• [TASK DESCRIPTION]: Examine each line of the listing below. Copy those in which the string "name" appears.
◆ ◆ ◆ ◆ ◆ ◆ ◆
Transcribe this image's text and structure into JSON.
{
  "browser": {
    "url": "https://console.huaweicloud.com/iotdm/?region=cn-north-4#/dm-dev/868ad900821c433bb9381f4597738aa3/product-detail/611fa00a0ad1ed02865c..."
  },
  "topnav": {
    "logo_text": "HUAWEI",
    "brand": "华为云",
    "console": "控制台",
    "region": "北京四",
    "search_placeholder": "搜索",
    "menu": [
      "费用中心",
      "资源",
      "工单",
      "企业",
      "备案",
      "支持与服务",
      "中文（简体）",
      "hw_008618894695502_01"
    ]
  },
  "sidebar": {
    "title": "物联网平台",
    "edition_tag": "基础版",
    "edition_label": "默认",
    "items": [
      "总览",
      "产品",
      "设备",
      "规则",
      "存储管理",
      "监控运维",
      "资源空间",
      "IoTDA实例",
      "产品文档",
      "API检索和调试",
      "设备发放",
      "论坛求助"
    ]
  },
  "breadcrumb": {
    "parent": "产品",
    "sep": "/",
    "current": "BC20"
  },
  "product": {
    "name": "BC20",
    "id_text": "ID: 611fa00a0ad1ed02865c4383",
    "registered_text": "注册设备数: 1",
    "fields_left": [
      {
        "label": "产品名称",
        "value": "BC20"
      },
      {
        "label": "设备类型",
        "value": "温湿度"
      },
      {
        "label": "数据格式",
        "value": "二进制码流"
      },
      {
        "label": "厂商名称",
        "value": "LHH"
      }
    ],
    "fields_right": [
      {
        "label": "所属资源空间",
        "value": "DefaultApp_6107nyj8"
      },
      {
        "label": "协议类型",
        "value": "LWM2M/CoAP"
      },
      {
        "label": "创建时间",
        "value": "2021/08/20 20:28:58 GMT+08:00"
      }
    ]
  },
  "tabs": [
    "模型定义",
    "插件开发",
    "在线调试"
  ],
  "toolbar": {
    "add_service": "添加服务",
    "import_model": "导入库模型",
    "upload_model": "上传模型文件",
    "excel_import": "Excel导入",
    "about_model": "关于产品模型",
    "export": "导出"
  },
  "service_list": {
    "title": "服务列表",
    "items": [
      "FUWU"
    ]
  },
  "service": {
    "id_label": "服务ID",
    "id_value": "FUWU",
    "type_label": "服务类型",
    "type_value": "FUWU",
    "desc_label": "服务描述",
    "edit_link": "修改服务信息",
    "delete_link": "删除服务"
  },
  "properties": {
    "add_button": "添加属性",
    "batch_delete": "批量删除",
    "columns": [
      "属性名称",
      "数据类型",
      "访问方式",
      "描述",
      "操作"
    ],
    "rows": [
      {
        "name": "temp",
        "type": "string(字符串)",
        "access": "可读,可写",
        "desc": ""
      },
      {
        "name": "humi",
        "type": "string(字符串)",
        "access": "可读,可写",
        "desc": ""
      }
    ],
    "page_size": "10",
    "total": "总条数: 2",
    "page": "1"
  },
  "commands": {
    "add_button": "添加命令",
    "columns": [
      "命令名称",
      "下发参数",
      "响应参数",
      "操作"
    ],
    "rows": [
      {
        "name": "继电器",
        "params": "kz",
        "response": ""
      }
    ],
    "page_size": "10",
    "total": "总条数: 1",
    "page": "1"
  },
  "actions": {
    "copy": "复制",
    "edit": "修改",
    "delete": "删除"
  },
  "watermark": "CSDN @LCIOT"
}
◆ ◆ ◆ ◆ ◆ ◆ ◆
• [RESULT FOR THIS EXERCISE]:
    "name": "BC20",
        "name": "temp",
        "name": "humi",
        "name": "继电器",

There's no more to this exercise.